§ **What the task asks**:
Each record that follows should be reproduced in full, character for character.
——————
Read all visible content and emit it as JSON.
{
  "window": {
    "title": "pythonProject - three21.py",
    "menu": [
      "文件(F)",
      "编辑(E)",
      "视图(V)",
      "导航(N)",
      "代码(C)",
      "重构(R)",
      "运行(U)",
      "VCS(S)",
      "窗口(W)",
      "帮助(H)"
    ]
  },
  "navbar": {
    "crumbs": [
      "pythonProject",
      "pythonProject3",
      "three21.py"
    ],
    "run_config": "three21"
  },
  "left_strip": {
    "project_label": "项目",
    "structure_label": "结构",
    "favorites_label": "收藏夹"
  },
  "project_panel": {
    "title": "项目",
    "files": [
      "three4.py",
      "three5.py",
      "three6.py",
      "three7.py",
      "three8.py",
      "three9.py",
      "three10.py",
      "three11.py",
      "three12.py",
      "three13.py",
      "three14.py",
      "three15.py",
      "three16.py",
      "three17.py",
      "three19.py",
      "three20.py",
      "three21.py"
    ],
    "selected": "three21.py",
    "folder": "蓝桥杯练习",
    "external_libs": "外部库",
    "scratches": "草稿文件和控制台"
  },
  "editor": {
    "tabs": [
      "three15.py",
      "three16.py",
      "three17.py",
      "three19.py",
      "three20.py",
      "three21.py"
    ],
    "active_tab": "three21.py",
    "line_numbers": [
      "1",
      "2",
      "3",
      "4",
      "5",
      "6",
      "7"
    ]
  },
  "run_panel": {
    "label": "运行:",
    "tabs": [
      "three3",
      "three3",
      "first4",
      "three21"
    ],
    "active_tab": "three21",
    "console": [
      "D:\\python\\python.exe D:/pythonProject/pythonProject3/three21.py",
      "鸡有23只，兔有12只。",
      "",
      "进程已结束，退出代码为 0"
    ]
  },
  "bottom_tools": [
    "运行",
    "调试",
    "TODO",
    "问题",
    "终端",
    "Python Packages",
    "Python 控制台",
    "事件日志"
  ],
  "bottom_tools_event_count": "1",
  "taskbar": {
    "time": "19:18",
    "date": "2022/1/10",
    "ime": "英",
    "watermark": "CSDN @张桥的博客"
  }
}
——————
§ **Response**:
Read all visible content and emit it as JSON.
{
  "window": {
    "title": "pythonProject - three21.py",
    "menu": [
      "文件(F)",
      "编辑(E)",
      "视图(V)",
      "导航(N)",
      "代码(C)",
      "重构(R)",
      "运行(U)",
      "VCS(S)",
      "窗口(W)",
      "帮助(H)"
    ]
  },
  "navbar": {
    "crumbs": [
      "pythonProject",
      "pythonProject3",
      "three21.py"
    ],
    "run_config": "three21"
  },
  "left_strip": {
    "project_label": "项目",
    "structure_label": "结构",
    "favorites_label": "收藏夹"
  },
  "project_panel": {
    "title": "项目",
    "files": [
      "three4.py",
      "three5.py",
      "three6.py",
      "three7.py",
      "three8.py",
      "three9.py",
      "three10.py",
      "three11.py",
      "three12.py",
      "three13.py",
      "three14.py",
      "three15.py",
      "three16.py",
      "three17.py",
      "three19.py",
      "three20.py",
      "three21.py"
    ],
    "selected": "three21.py",
    "folder": "蓝桥杯练习",
    "external_libs": "外部库",
    "scratches": "草稿文件和控制台"
  },
  "editor": {
    "tabs": [
      "three15.py",
      "three16.py",
      "three17.py",
      "three19.py",
      "three20.py",
      "three21.py"
    ],
    "active_tab": "three21.py",
    "line_numbers": [
      "1",
      "2",
      "3",
      "4",
      "5",
      "6",
      "7"
    ]
  },
  "run_panel": {
    "label": "运行:",
    "tabs": [
      "three3",
      "three3",
      "first4",
      "three21"
    ],
    "active_tab": "three21",
    "console": [
      "D:\\python\\python.exe D:/pythonProject/pythonProject3/three21.py",
      "鸡有23只，兔有12只。",
      "",
      "进程已结束，退出代码为 0"
    ]
  },
  "bottom_tools": [
    "运行",
    "调试",
    "TODO",
    "问题",
    "终端",
    "Python Packages",
    "Python 控制台",
    "事件日志"
  ],
  "bottom_tools_event_count": "1",
  "taskbar": {
    "time": "19:18",
    "date": "2022/1/10",
    "ime": "英",
    "watermark": "CSDN @张桥的博客"
  }
}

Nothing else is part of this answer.